(Dataset rows for apps and sites)
/---

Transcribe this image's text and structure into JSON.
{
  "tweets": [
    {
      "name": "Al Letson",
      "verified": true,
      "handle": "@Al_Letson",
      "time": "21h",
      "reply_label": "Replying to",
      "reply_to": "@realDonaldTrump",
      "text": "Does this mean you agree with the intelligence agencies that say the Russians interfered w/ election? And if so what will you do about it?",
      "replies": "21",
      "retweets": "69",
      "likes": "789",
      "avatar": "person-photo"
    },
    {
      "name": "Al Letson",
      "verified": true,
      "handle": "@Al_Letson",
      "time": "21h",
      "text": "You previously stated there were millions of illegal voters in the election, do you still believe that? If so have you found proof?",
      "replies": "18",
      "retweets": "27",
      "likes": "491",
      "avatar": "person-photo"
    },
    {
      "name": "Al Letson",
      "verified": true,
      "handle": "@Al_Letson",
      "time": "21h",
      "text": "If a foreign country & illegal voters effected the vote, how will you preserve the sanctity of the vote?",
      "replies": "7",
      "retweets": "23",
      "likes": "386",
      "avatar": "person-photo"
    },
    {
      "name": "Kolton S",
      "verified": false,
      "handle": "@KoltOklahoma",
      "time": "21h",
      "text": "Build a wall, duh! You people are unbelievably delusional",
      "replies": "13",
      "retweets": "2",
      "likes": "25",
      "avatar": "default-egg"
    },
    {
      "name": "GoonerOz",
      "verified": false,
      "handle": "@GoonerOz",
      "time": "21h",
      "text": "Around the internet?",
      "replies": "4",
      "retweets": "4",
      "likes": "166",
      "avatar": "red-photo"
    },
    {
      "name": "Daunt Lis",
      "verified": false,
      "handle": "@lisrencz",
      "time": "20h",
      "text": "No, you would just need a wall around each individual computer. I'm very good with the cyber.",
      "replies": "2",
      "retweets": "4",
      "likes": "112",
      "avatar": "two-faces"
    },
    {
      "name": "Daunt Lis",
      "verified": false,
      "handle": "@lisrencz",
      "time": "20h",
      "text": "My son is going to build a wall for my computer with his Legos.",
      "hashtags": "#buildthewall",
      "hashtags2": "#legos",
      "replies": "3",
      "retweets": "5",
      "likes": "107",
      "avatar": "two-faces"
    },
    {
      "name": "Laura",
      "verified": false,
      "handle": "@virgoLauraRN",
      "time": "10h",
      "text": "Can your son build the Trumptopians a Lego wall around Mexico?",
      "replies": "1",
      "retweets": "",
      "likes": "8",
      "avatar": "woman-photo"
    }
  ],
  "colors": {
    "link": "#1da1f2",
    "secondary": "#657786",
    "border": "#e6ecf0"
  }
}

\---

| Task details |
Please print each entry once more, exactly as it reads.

| Exercise output |
Transcribe this image's text and structure into JSON.
{
  "tweets": [
    {
      "name": "Al Letson",
      "verified": true,
      "handle": "@Al_Letson",
      "time": "21h",
      "reply_label": "Replying to",
      "reply_to": "@realDonaldTrump",
      "text": "Does this mean you agree with the intelligence agencies that say the Russians interfered w/ election? And if so what will you do about it?",
      "replies": "21",
      "retweets": "69",
      "likes": "789",
      "avatar": "person-photo"
    },
    {
      "name": "Al Letson",
      "verified": true,
      "handle": "@Al_Letson",
      "time": "21h",
      "text": "You previously stated there were millions of illegal voters in the election, do you still believe that? If so have you found proof?",
      "replies": "18",
      "retweets": "27",
      "likes": "491",
      "avatar": "person-photo"
    },
    {
      "name": "Al Letson",
      "verified": true,
      "handle": "@Al_Letson",
      "time": "21h",
      "text": "If a foreign country & illegal voters effected the vote, how will you preserve the sanctity of the vote?",
      "replies": "7",
      "retweets": "23",
      "likes": "386",
      "avatar": "person-photo"
    },
    {
      "name": "Kolton S",
      "verified": false,
      "handle": "@KoltOklahoma",
      "time": "21h",
      "text": "Build a wall, duh! You people are unbelievably delusional",
      "replies": "13",
      "retweets": "2",
      "likes": "25",
      "avatar": "default-egg"
    },
    {
      "name": "GoonerOz",
      "verified": false,
      "handle": "@GoonerOz",
      "time": "21h",
      "text": "Around the internet?",
      "replies": "4",
      "retweets": "4",
      "likes": "166",
      "avatar": "red-photo"
    },
    {
      "name": "Daunt Lis",
      "verified": false,
      "handle": "@lisrencz",
      "time": "20h",
      "text": "No, you would just need a wall around each individual computer. I'm very good with the cyber.",
      "replies": "2",
      "retweets": "4",
      "likes": "112",
      "avatar": "two-faces"
    },
    {
      "name": "Daunt Lis",
      "verified": false,
      "handle": "@lisrencz",
      "time": "20h",
      "text": "My son is going to build a wall for my computer with his Legos.",
      "hashtags": "#buildthewall",
      "hashtags2": "#legos",
      "replies": "3",
      "retweets": "5",
      "likes": "107",
      "avatar": "two-faces"
    },
    {
      "name": "Laura",
      "verified": false,
      "handle": "@virgoLauraRN",
      "time": "10h",
      "text": "Can your son build the Trumptopians a Lego wall around Mexico?",
      "replies": "1",
      "retweets": "",
      "likes": "8",
      "avatar": "woman-photo"
    }
  ],
  "colors": {
    "link": "#1da1f2",
    "secondary": "#657786",
    "border": "#e6ecf0"
  }
}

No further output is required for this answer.